The tragic Paris attacks sharpened the world’s awareness of the reach of violent struggles in Syria, and cancelled a demonstration in Paris expecting 200,000 marchers the eve of the international climate conference now engaged.
But that’s not the only link between terror attacks and global warming. For a decade, the Pentagon’s official threat assessments have pegged global climate change as a major driver of conflicts and wars around the globe; the rise of the Islamic State in Syria and Iraq is the first and most visible proof.
In 2007-2010, Syria experienced unprecedented drought, surely amplified by a warming climate. With 80% livestock death and 60% farm failure, desperate millions left the land for cities unprepared to accommodate them. Overcrowding, with an influx of Iraqi refugees, created ideal conditions first for uprisings and civil war, then the shocking growth of an evil organization just waiting for the opportunity to pounce and seize power.
For it is no coincidence that out of 1.6 billion or more Muslims around the world, including 50 majority-Muslim nations, the Islamic State targetted this area of extreme instability to birth their new “caliphate”. Their brand of evil and violent politics can only find fertile ground where the real ground has been destroyed by war, weather or both.

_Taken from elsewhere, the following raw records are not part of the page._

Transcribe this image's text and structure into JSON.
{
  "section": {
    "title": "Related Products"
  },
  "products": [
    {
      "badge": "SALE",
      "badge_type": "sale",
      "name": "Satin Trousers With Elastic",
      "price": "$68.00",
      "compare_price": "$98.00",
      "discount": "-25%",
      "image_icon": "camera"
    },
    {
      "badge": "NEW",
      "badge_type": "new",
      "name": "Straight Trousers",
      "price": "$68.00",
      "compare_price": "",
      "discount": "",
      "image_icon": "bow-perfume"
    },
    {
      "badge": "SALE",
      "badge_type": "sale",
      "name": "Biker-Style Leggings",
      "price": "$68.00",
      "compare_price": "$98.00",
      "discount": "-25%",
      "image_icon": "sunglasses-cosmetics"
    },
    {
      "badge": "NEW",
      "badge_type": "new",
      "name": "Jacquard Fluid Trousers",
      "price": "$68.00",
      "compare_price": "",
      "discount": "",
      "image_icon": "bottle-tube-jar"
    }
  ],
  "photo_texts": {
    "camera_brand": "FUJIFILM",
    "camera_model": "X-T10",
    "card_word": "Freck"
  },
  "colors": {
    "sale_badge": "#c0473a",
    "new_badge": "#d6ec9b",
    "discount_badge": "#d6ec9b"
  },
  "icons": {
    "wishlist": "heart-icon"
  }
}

Proof of the Pentagon’s dire predictions should sharpen our will to address climate change with a global consensus: the time for dithering has passed, we need binding agreements to reduce emissions, everywhere, sufficiently to limit global warming to what we have already “locked in” with our actions so far. If not, where will be the next drought- or flood-related disaster, driving millions of climate refugees into nations already straining to feed their own populations?
Sadly, there is still a lack of will to do what must be done. The general excuse, as always, is the fear of acting first, or of going further than others, and losing some kind of economic advantage to laggards who ignore the threat or take advantage of other nations’ reductions to delay their own.

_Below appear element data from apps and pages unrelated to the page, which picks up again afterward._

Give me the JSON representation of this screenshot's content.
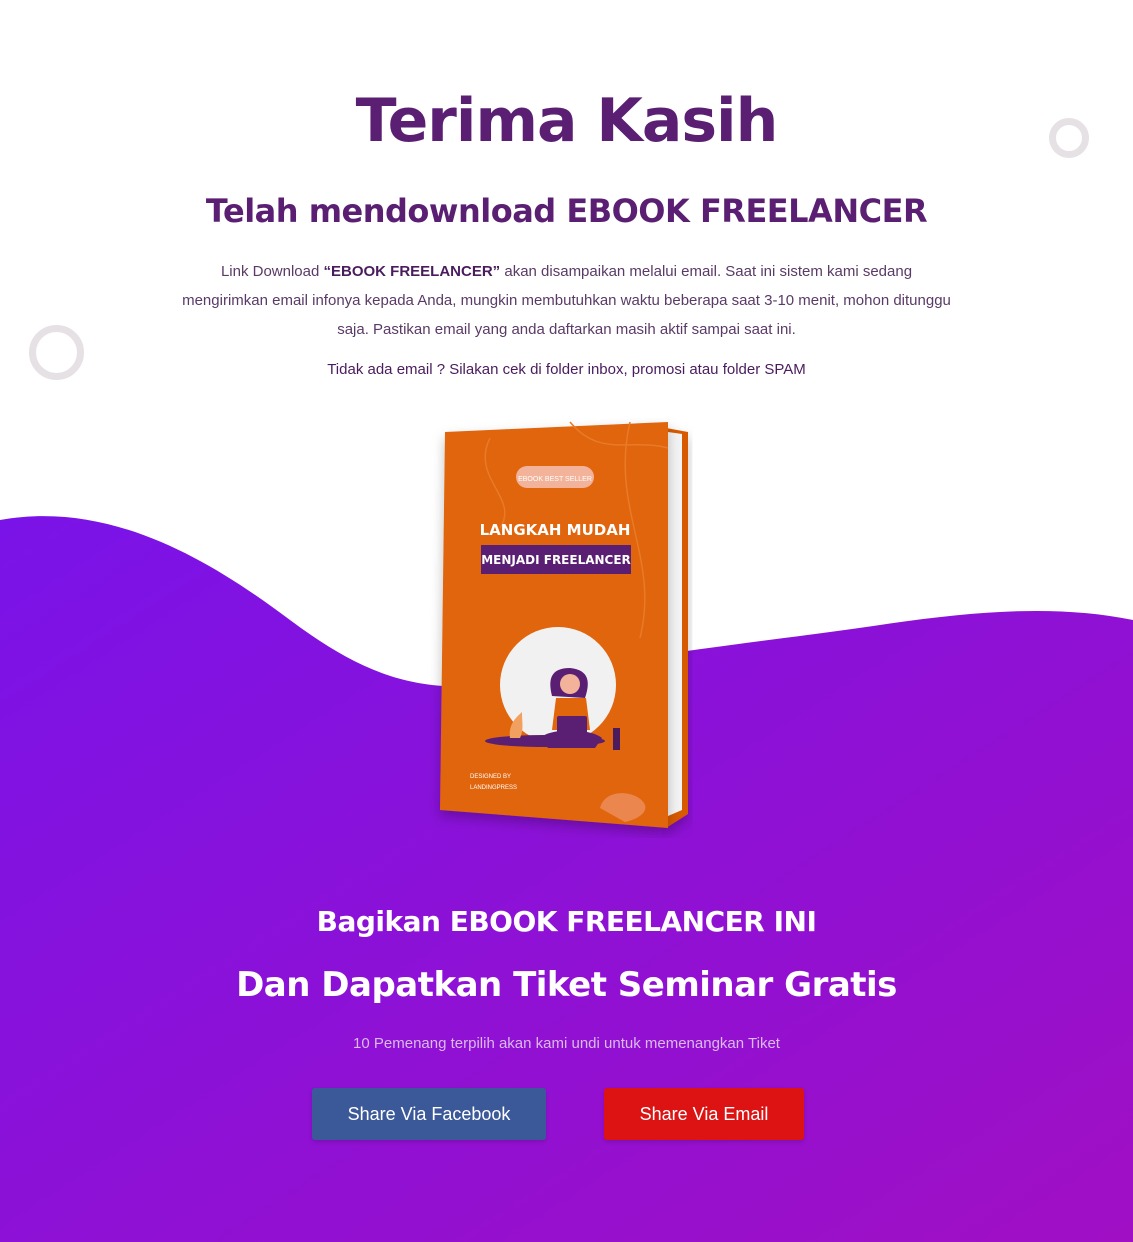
{
  "header": {
    "title": "Terima Kasih",
    "subtitle": "Telah mendownload EBOOK FREELANCER"
  },
  "message": {
    "prefix": "Link Download ",
    "ebook_name": "“EBOOK FREELANCER”",
    "body": " akan disampaikan melalui email. Saat ini sistem kami sedang mengirimkan email infonya kepada Anda, mungkin membutuhkan waktu beberapa saat 3-10 menit, mohon ditunggu saja. Pastikan email yang anda daftarkan masih aktif sampai saat ini.",
    "note": "Tidak ada email ? Silakan cek di folder inbox, promosi atau folder SPAM"
  },
  "book": {
    "badge": "EBOOK BEST SELLER",
    "title_line1": "LANGKAH MUDAH",
    "title_line2": "MENJADI FREELANCER",
    "credit_line1": "DESIGNED BY",
    "credit_line2": "LANDINGPRESS"
  },
  "share": {
    "title": "Bagikan EBOOK FREELANCER INI",
    "subtitle": "Dan Dapatkan Tiket Seminar Gratis",
    "note": "10 Pemenang terpilih akan kami undi untuk memenangkan Tiket",
    "facebook_label": "Share Via Facebook",
    "email_label": "Share Via Email"
  },
  "colors": {
    "heading": "#5a1f72",
    "wave_start": "#7a13e8",
    "wave_end": "#a00fc4",
    "book_cover": "#e0650b",
    "facebook": "#3b5998",
    "email": "#dd1212"
  }
}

|There's a line in the sand.|
There is only one way to overcome such hesitance: leadership in action. Smaller nations and developing countries always look to larger or more advanced peers for guidance and, even if subconsciously, model behaviour after them. Which means that even if we don’t manage, at the end of the Paris talks, to get sufficient or binding commitments from every nation, we must not give up or shirk our own duty.
Canadians often think of themselves as globally insignificant, an attitude climate deniers like to twist to their own ends. But we are the 10th-largest economy in the world, at the highest general standard of living, with trade ties all over the planet. When we do things, the world notices what we do and how we do it.
Although Prime Minister Trudeau entered the climate talks with the insufficient reduction pledge former Prime Minister Harper wrote, there is still time, between now and when the agreement takes effect in 2020, for Canadians to show that we can do more and better, and on top of that, prove that we can prosper while aggressively reducing emissions. We have the technology, such as our growing clean tech revolution, we have proven policy tools, like BC’s successful carbon tax shift, we need only flex our leadership muscles to move from climate change pariah to hero. Let’s do it!
Published as my Root Issues column in the Barrie Examiner.
Erich Jacoby-Hawkins is vice-president of the Robert Schalkenbach Foundation.